+++ EXERCISE INPUTS +++

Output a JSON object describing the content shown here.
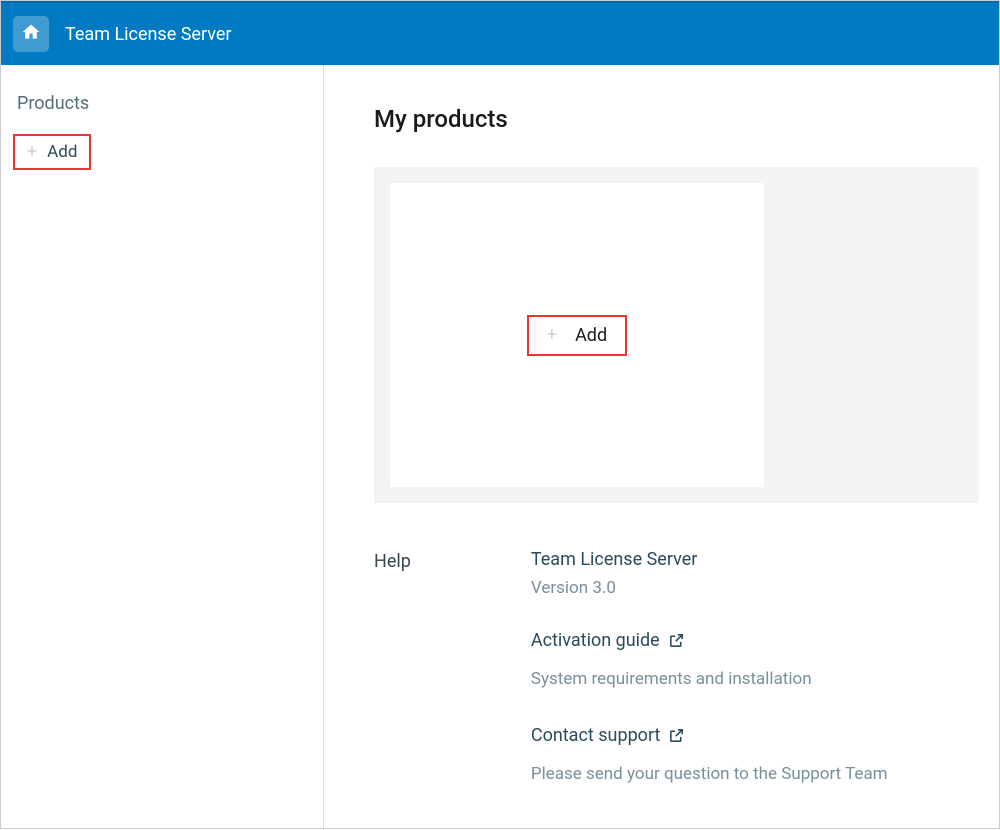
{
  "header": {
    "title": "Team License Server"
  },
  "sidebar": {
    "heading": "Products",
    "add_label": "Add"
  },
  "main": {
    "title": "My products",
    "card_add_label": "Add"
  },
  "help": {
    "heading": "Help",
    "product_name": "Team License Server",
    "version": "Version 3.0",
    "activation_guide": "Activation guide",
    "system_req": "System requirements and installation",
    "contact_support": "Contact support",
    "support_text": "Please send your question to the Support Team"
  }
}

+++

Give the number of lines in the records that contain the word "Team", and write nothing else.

* _SOLUTION_
3